[Page and application data records]
━━━━━━
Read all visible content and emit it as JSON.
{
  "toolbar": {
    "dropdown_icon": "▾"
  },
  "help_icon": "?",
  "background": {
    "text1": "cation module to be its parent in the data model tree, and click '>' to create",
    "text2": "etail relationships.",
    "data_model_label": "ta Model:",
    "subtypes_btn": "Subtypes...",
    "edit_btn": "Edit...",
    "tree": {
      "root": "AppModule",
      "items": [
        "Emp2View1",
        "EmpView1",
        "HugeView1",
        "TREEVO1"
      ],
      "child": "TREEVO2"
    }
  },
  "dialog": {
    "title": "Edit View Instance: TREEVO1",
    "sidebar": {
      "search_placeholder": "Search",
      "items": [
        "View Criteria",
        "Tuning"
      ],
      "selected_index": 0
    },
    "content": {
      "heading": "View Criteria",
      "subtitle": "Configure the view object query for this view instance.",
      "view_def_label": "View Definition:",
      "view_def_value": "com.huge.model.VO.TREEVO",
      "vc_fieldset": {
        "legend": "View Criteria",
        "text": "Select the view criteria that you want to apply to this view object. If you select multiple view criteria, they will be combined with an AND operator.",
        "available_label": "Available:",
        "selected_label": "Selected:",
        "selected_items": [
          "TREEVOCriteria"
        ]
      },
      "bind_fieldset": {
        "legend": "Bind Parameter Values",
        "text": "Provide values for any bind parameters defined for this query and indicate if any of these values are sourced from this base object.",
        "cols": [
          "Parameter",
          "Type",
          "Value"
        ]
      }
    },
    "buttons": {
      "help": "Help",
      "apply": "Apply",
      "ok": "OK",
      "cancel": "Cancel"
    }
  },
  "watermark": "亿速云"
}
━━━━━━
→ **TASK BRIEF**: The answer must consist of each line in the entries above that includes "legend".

→ **RESULT**:
        "legend": "View Criteria",
        "legend": "Bind Parameter Values",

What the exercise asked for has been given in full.